*WORK TO BE COMPLETED*: From first line to last, the records below are to be duplicated exactly.

[Element data from apps and pages]
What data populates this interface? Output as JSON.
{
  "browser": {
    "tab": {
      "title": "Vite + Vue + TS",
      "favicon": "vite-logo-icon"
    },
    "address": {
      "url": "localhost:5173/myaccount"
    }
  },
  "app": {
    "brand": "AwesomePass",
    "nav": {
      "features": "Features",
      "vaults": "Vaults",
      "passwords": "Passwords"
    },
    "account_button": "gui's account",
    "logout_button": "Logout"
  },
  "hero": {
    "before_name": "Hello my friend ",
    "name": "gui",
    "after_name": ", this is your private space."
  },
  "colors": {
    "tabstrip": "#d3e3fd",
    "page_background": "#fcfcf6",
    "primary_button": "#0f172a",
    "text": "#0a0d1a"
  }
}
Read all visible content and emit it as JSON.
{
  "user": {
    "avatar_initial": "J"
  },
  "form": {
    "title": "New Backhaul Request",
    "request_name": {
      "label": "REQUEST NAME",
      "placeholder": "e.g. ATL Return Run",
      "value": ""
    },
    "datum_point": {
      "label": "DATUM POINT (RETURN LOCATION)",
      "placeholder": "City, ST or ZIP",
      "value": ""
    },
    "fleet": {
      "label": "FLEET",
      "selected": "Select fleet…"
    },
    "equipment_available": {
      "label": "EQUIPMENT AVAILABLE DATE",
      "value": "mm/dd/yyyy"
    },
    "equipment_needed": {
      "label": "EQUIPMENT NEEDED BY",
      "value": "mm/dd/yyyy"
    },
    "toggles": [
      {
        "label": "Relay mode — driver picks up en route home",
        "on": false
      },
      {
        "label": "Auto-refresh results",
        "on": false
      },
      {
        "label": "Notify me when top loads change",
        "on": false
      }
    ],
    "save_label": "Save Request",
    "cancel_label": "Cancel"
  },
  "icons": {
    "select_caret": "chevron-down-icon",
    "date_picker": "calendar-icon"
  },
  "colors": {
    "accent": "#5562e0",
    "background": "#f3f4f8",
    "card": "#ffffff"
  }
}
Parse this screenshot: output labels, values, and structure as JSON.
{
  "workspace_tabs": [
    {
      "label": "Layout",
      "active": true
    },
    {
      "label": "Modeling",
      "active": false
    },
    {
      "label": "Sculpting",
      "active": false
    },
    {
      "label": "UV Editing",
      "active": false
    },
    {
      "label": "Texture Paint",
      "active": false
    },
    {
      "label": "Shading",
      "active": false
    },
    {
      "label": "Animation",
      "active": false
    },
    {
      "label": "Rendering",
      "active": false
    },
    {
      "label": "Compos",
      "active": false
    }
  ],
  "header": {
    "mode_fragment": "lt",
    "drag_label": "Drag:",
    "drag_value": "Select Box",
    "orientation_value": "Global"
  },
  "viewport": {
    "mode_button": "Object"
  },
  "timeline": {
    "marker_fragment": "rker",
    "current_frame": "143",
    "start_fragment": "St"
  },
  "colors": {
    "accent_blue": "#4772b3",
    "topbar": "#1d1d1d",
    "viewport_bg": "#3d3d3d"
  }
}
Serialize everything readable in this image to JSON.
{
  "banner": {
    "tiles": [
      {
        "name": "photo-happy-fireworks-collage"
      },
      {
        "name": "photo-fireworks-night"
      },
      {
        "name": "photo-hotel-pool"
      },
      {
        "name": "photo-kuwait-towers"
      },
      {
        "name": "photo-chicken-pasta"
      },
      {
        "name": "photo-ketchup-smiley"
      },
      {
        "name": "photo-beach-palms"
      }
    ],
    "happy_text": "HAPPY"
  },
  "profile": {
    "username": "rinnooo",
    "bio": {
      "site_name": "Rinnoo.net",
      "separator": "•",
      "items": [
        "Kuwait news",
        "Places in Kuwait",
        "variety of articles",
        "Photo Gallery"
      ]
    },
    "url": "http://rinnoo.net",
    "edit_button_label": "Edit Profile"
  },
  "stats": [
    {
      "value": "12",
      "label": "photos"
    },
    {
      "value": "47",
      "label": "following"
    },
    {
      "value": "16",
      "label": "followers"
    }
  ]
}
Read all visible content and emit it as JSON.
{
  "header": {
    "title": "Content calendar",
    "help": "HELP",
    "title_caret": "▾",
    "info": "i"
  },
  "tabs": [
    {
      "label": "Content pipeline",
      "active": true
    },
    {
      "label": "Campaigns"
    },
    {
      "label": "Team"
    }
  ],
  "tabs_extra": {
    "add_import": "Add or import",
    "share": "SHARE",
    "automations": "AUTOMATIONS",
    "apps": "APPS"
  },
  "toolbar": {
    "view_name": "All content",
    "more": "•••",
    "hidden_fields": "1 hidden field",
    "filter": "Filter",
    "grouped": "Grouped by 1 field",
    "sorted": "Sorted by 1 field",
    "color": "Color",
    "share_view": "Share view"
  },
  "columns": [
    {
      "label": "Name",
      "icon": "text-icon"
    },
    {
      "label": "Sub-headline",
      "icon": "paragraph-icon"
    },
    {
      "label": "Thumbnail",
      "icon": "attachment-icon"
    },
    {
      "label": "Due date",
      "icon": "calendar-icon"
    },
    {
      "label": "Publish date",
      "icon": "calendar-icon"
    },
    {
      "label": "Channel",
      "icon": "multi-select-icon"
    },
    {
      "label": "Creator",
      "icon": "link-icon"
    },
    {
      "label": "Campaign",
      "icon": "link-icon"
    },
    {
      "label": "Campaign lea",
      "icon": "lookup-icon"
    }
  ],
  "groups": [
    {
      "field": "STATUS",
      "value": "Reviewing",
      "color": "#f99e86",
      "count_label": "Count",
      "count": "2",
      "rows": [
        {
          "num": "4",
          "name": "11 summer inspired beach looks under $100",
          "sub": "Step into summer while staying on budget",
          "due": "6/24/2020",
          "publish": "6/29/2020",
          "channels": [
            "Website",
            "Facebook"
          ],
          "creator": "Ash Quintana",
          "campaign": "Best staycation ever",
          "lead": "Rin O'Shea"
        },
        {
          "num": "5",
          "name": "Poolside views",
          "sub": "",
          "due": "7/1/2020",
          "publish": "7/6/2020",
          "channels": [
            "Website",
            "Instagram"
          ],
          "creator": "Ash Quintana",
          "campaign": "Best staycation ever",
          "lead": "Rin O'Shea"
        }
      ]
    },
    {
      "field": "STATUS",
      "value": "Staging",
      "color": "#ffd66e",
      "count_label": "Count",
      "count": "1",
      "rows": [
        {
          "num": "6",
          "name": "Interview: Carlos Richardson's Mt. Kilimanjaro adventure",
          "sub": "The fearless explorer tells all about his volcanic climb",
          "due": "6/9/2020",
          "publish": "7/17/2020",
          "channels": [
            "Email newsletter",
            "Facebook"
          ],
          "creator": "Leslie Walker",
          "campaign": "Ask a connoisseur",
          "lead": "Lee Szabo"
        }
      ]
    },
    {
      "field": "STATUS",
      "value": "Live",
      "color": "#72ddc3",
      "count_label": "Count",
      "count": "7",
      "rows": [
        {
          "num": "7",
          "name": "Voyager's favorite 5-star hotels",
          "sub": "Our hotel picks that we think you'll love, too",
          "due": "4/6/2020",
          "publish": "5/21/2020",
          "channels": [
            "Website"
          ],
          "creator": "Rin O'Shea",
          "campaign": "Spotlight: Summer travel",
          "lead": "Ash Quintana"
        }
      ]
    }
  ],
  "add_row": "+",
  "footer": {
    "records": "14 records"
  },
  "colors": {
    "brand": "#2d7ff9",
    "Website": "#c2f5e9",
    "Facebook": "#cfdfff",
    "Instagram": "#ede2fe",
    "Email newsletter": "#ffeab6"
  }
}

*ANSWER*:
What data populates this interface? Output as JSON.
{
  "browser": {
    "tab": {
      "title": "Vite + Vue + TS",
      "favicon": "vite-logo-icon"
    },
    "address": {
      "url": "localhost:5173/myaccount"
    }
  },
  "app": {
    "brand": "AwesomePass",
    "nav": {
      "features": "Features",
      "vaults": "Vaults",
      "passwords": "Passwords"
    },
    "account_button": "gui's account",
    "logout_button": "Logout"
  },
  "hero": {
    "before_name": "Hello my friend ",
    "name": "gui",
    "after_name": ", this is your private space."
  },
  "colors": {
    "tabstrip": "#d3e3fd",
    "page_background": "#fcfcf6",
    "primary_button": "#0f172a",
    "text": "#0a0d1a"
  }
}
Read all visible content and emit it as JSON.
{
  "user": {
    "avatar_initial": "J"
  },
  "form": {
    "title": "New Backhaul Request",
    "request_name": {
      "label": "REQUEST NAME",
      "placeholder": "e.g. ATL Return Run",
      "value": ""
    },
    "datum_point": {
      "label": "DATUM POINT (RETURN LOCATION)",
      "placeholder": "City, ST or ZIP",
      "value": ""
    },
    "fleet": {
      "label": "FLEET",
      "selected": "Select fleet…"
    },
    "equipment_available": {
      "label": "EQUIPMENT AVAILABLE DATE",
      "value": "mm/dd/yyyy"
    },
    "equipment_needed": {
      "label": "EQUIPMENT NEEDED BY",
      "value": "mm/dd/yyyy"
    },
    "toggles": [
      {
        "label": "Relay mode — driver picks up en route home",
        "on": false
      },
      {
        "label": "Auto-refresh results",
        "on": false
      },
      {
        "label": "Notify me when top loads change",
        "on": false
      }
    ],
    "save_label": "Save Request",
    "cancel_label": "Cancel"
  },
  "icons": {
    "select_caret": "chevron-down-icon",
    "date_picker": "calendar-icon"
  },
  "colors": {
    "accent": "#5562e0",
    "background": "#f3f4f8",
    "card": "#ffffff"
  }
}
Parse this screenshot: output labels, values, and structure as JSON.
{
  "workspace_tabs": [
    {
      "label": "Layout",
      "active": true
    },
    {
      "label": "Modeling",
      "active": false
    },
    {
      "label": "Sculpting",
      "active": false
    },
    {
      "label": "UV Editing",
      "active": false
    },
    {
      "label": "Texture Paint",
      "active": false
    },
    {
      "label": "Shading",
      "active": false
    },
    {
      "label": "Animation",
      "active": false
    },
    {
      "label": "Rendering",
      "active": false
    },
    {
      "label": "Compos",
      "active": false
    }
  ],
  "header": {
    "mode_fragment": "lt",
    "drag_label": "Drag:",
    "drag_value": "Select Box",
    "orientation_value": "Global"
  },
  "viewport": {
    "mode_button": "Object"
  },
  "timeline": {
    "marker_fragment": "rker",
    "current_frame": "143",
    "start_fragment": "St"
  },
  "colors": {
    "accent_blue": "#4772b3",
    "topbar": "#1d1d1d",
    "viewport_bg": "#3d3d3d"
  }
}
Serialize everything readable in this image to JSON.
{
  "banner": {
    "tiles": [
      {
        "name": "photo-happy-fireworks-collage"
      },
      {
        "name": "photo-fireworks-night"
      },
      {
        "name": "photo-hotel-pool"
      },
      {
        "name": "photo-kuwait-towers"
      },
      {
        "name": "photo-chicken-pasta"
      },
      {
        "name": "photo-ketchup-smiley"
      },
      {
        "name": "photo-beach-palms"
      }
    ],
    "happy_text": "HAPPY"
  },
  "profile": {
    "username": "rinnooo",
    "bio": {
      "site_name": "Rinnoo.net",
      "separator": "•",
      "items": [
        "Kuwait news",
        "Places in Kuwait",
        "variety of articles",
        "Photo Gallery"
      ]
    },
    "url": "http://rinnoo.net",
    "edit_button_label": "Edit Profile"
  },
  "stats": [
    {
      "value": "12",
      "label": "photos"
    },
    {
      "value": "47",
      "label": "following"
    },
    {
      "value": "16",
      "label": "followers"
    }
  ]
}
Read all visible content and emit it as JSON.
{
  "header": {
    "title": "Content calendar",
    "help": "HELP",
    "title_caret": "▾",
    "info": "i"
  },
  "tabs": [
    {
      "label": "Content pipeline",
      "active": true
    },
    {
      "label": "Campaigns"
    },
    {
      "label": "Team"
    }
  ],
  "tabs_extra": {
    "add_import": "Add or import",
    "share": "SHARE",
    "automations": "AUTOMATIONS",
    "apps": "APPS"
  },
  "toolbar": {
    "view_name": "All content",
    "more": "•••",
    "hidden_fields": "1 hidden field",
    "filter": "Filter",
    "grouped": "Grouped by 1 field",
    "sorted": "Sorted by 1 field",
    "color": "Color",
    "share_view": "Share view"
  },
  "columns": [
    {
      "label": "Name",
      "icon": "text-icon"
    },
    {
      "label": "Sub-headline",
      "icon": "paragraph-icon"
    },
    {
      "label": "Thumbnail",
      "icon": "attachment-icon"
    },
    {
      "label": "Due date",
      "icon": "calendar-icon"
    },
    {
      "label": "Publish date",
      "icon": "calendar-icon"
    },
    {
      "label": "Channel",
      "icon": "multi-select-icon"
    },
    {
      "label": "Creator",
      "icon": "link-icon"
    },
    {
      "label": "Campaign",
      "icon": "link-icon"
    },
    {
      "label": "Campaign lea",
      "icon": "lookup-icon"
    }
  ],
  "groups": [
    {
      "field": "STATUS",
      "value": "Reviewing",
      "color": "#f99e86",
      "count_label": "Count",
      "count": "2",
      "rows": [
        {
          "num": "4",
          "name": "11 summer inspired beach looks under $100",
          "sub": "Step into summer while staying on budget",
          "due": "6/24/2020",
          "publish": "6/29/2020",
          "channels": [
            "Website",
            "Facebook"
          ],
          "creator": "Ash Quintana",
          "campaign": "Best staycation ever",
          "lead": "Rin O'Shea"
        },
        {
          "num": "5",
          "name": "Poolside views",
          "sub": "",
          "due": "7/1/2020",
          "publish": "7/6/2020",
          "channels": [
            "Website",
            "Instagram"
          ],
          "creator": "Ash Quintana",
          "campaign": "Best staycation ever",
          "lead": "Rin O'Shea"
        }
      ]
    },
    {
      "field": "STATUS",
      "value": "Staging",
      "color": "#ffd66e",
      "count_label": "Count",
      "count": "1",
      "rows": [
        {
          "num": "6",
          "name": "Interview: Carlos Richardson's Mt. Kilimanjaro adventure",
          "sub": "The fearless explorer tells all about his volcanic climb",
          "due": "6/9/2020",
          "publish": "7/17/2020",
          "channels": [
            "Email newsletter",
            "Facebook"
          ],
          "creator": "Leslie Walker",
          "campaign": "Ask a connoisseur",
          "lead": "Lee Szabo"
        }
      ]
    },
    {
      "field": "STATUS",
      "value": "Live",
      "color": "#72ddc3",
      "count_label": "Count",
      "count": "7",
      "rows": [
        {
          "num": "7",
          "name": "Voyager's favorite 5-star hotels",
          "sub": "Our hotel picks that we think you'll love, too",
          "due": "4/6/2020",
          "publish": "5/21/2020",
          "channels": [
            "Website"
          ],
          "creator": "Rin O'Shea",
          "campaign": "Spotlight: Summer travel",
          "lead": "Ash Quintana"
        }
      ]
    }
  ],
  "add_row": "+",
  "footer": {
    "records": "14 records"
  },
  "colors": {
    "brand": "#2d7ff9",
    "Website": "#c2f5e9",
    "Facebook": "#cfdfff",
    "Instagram": "#ede2fe",
    "Email newsletter": "#ffeab6"
  }
}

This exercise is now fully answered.